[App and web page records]
──────
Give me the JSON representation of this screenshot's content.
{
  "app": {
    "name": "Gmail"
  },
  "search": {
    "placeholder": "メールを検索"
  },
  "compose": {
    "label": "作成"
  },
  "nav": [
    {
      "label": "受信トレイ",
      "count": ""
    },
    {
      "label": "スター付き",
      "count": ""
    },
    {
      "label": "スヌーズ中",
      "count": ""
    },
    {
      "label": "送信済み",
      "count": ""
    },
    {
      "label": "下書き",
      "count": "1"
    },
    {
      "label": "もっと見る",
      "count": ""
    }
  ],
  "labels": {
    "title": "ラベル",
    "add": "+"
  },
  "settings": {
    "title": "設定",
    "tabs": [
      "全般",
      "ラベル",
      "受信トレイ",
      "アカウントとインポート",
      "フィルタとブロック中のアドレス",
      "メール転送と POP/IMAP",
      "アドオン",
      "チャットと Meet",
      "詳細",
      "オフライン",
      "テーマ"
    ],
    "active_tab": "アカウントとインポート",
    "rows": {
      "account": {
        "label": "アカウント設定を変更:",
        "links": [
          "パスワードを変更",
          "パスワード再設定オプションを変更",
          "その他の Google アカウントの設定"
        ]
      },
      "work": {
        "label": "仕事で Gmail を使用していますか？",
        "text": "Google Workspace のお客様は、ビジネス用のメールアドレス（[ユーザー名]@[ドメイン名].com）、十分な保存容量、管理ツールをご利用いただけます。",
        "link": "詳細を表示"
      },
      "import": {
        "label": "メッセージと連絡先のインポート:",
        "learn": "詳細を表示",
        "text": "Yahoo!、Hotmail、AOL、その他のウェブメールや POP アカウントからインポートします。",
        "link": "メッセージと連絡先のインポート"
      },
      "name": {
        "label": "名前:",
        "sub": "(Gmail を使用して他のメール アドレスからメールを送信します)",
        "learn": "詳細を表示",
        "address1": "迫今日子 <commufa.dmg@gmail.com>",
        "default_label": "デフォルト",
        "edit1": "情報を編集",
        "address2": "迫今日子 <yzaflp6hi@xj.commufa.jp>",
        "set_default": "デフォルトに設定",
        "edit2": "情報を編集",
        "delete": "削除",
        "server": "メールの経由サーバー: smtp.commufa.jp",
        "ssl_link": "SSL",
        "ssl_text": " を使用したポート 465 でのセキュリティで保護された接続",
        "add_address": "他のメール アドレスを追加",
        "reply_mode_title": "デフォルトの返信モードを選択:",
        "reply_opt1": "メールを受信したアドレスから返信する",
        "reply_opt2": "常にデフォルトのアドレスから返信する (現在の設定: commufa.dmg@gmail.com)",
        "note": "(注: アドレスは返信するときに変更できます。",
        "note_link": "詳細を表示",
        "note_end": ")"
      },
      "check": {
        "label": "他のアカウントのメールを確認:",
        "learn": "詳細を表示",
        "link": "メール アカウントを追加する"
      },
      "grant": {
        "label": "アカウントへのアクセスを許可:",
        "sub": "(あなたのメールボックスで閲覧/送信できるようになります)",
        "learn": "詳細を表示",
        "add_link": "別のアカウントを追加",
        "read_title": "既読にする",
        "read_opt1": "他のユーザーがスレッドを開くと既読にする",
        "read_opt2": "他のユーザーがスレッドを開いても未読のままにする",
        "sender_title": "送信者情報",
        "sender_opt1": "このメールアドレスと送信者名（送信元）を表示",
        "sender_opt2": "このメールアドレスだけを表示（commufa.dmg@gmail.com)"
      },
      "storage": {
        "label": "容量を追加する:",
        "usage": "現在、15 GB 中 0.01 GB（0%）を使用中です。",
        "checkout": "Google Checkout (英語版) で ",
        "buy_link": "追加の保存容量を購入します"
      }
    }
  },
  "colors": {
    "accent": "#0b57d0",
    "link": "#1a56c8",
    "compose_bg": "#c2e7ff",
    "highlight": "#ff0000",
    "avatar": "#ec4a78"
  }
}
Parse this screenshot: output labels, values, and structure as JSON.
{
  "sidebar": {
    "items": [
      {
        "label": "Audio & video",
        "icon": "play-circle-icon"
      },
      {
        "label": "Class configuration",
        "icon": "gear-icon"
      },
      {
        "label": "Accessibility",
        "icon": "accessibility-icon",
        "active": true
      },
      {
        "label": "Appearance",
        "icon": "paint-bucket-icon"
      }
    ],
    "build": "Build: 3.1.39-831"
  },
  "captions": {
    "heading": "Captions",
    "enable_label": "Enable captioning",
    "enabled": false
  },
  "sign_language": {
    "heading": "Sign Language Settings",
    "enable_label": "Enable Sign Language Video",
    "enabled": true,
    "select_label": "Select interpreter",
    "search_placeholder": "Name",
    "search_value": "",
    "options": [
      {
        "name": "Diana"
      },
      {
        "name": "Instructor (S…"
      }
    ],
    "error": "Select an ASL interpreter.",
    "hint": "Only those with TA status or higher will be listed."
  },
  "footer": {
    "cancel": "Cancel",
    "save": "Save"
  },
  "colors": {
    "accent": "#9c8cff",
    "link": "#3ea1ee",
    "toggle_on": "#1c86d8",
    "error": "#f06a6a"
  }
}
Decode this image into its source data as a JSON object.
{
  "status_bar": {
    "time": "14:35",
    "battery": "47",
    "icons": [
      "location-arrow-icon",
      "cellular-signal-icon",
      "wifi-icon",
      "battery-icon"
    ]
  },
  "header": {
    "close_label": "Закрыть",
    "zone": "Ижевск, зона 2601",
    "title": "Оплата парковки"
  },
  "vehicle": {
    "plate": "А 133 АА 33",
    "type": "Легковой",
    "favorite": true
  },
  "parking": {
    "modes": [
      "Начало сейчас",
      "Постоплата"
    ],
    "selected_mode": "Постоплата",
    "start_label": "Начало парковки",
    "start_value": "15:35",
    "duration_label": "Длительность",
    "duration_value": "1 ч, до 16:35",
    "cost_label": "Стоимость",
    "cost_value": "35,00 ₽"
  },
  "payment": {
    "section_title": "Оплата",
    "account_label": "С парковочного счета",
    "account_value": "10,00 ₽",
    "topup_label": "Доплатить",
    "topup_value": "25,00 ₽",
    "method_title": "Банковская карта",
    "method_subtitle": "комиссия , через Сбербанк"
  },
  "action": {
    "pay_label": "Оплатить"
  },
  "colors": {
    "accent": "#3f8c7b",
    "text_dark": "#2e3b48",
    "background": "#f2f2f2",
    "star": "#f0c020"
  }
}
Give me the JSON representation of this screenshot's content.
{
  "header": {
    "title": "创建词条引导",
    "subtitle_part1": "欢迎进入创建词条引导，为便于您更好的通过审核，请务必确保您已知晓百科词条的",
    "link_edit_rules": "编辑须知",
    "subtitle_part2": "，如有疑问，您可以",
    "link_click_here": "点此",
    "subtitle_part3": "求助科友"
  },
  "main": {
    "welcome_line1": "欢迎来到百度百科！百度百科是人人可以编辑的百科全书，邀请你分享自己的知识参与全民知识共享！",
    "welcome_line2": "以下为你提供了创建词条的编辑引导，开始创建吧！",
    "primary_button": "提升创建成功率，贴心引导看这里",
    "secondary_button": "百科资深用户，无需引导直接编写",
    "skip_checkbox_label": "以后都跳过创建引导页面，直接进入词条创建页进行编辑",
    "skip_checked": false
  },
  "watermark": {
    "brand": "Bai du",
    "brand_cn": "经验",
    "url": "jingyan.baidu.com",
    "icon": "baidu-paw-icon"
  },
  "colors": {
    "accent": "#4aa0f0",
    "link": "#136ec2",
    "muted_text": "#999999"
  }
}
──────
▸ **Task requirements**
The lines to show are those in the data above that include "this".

▸ **Solution**
Give me the JSON representation of this screenshot's content.
Parse this screenshot: output labels, values, and structure as JSON.
Decode this image into its source data as a JSON object.
Give me the JSON representation of this screenshot's content.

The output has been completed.